However, no matter how smart and quick-witted a seven-year-old child may be, intellectual development is not the only criterion for assessing his development. There are several more in the arsenal of child psychologists including prime numbers list.

Physical development

At 6–7 years old, children grow intensively – they “stretch” by as much as 10 cm. At the same time, the bones of the skeleton grow rapidly, but the muscle mass lags behind and is still underdeveloped. Important changes occur in almost all body systems – respiratory, cardiovascular, nervous. Here is just one fact: by the age of 7, the weight of the brain increases almost three times! That is why it is so important to provide younger students with proper nutrition and give feasible physical activity. It’s not just about physical exercise: sports games and outdoor activities will also bring considerable benefits. Thanks to regular exercises, the child will strengthen muscles, including respiratory ones, blood circulation will increase, all organs and tissues will be saturated with oxygen and receive enough nutrients. The musculoskeletal system will actively develop – doing any sport contributes to the formation of the correct posture.

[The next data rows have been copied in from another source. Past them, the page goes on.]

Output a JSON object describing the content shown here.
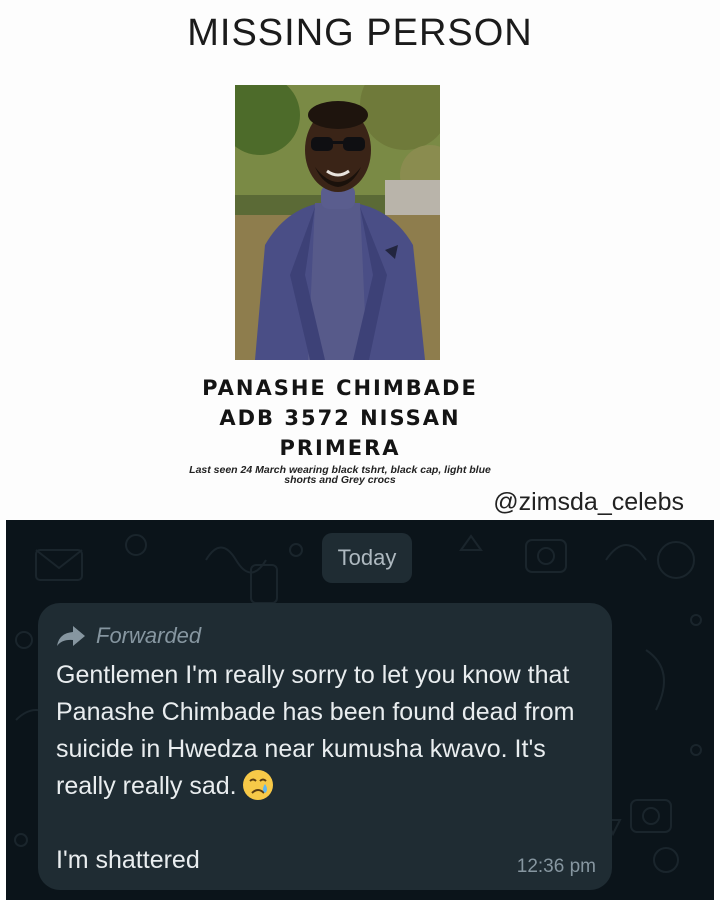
{
  "poster": {
    "title": "MISSING PERSON",
    "name_line1": "PANASHE CHIMBADE",
    "name_line2": "ADB 3572 NISSAN",
    "name_line3": "PRIMERA",
    "last_seen_line1": "Last seen 24 March wearing black tshrt, black cap, light blue",
    "last_seen_line2": "shorts and Grey crocs",
    "watermark": "@zimsda_celebs"
  },
  "chat": {
    "date_chip": "Today",
    "message": {
      "forwarded_label": "Forwarded",
      "text": "Gentlemen I'm really sorry to let you know that Panashe Chimbade has been found dead from suicide in Hwedza near kumusha kwavo. It's really really sad.",
      "emoji": "crying-face-icon",
      "text_after": "I'm shattered",
      "time": "12:36 pm"
    }
  },
  "colors": {
    "chat_background": "#0b141a",
    "bubble": "#1f2c33",
    "meta_text": "#8696a0",
    "message_text": "#e9edef"
  }
}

Logic development

The main thinking of a seven-year-old is visual-figurative, that is, to study the surrounding objects, the child does not need to actively interact with them (visual-effective thinking). Before entering school, a child can already think using a system of images, that is, pictures depicting an object in action are enough for him to understand something about him. This type of thinking is clearly manifested in the child’s ability to draw: when depicting an object, for example, a house, the child relies on his own ideas about it, on those of its characteristic features (roof, door, chimney) that are imprinted in memory. The resulting image what is common core math is just an image that has developed in the baby at a given time.

Approximately at the age of 5–7 years, and especially actively with entering school, the child begins to form two new types of thinking for him: verbal-logical and abstract. During conversations with parents and schoolwork, the child learns not only to report facts, but also to subject them to detailed analysis. For example, from the judgment that his feet got wet, he can conclude that there is a possibility of getting sick.

For successful schooling, it is recommended to develop different forms of thinking in the child, resorting to games and exciting tasks.

mental development
With the loss of childish spontaneity and contractions grammar, which occurs between the ages of 6 and 8, the child begins to reflect for the first time – thinking develops so much that he can finally see himself from the outside. “At the age of seven, their own worldview begins to form: the child evaluates himself, compares with others, and most importantly, he is very attentive to the opinions of significant adults,” says child psychologist Alexandra Nikolaevna Rostopchina. “Social relations are already becoming more stable, the child is not ready to play with anyone: preferences and friendships are being formed.”